Correspondence to: Carlo Nicoletto, Department of Agronomy, Food, Natural Resources, Animals and Environment, Agripolis – University of Padova, Viale dell'Università 16, 35020 Legnaro (PD), Italy. E-mail:



Grafting technique is increasingly being employed in order to obtain high production in difficult soils and to reduce chemical application. The present experimental work addressed the effect of grafting of tomato, cv. “Profitto” (P), on to the rootstocks “Beaufort” (B) and “Big Power” (BP) on fruit quality. Both fruit left to ripen on the plant and fruit stored at low temperature (4 °C) were included in the quality assessment.


Vitamin C and fructose content decreased in B and BP in fruits stored at 4 °C, whereas fruits ripened on the plant showed higher sugar concentrations. The free phenolic acids extracted were identified as caffeic acid, p-coumaric acid, chlorogenic acid and ferulic acid. Higher antioxidant compound content was consistently shown by P. Cold storage conditions caused a higher phenolic acid production due to the increase of ferulic acid. Compared with ripening on the plant, percentage differences ranged between 14.3% (caffeic acid) and 12.5% (p-coumaric and chlorogenic acids). Total phenol content was also affected by maturation, showing higher values in fruits ripened on the plant than under cold storage conditions.

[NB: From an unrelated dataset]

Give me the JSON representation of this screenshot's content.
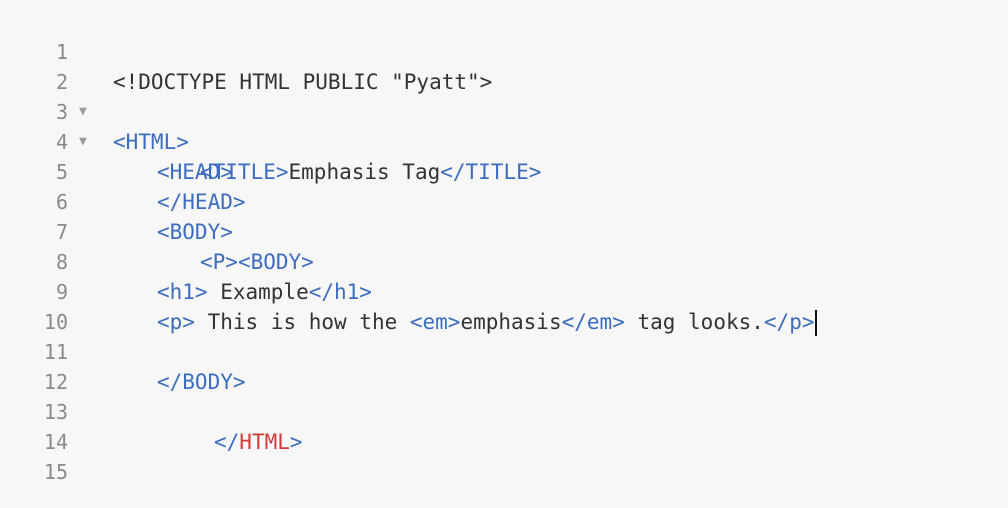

It was possible to observe a significant relationship between tomato fruit quality and grafting and relevant differences in fruit ripening conditions. © 2012 Society of Chemical Industry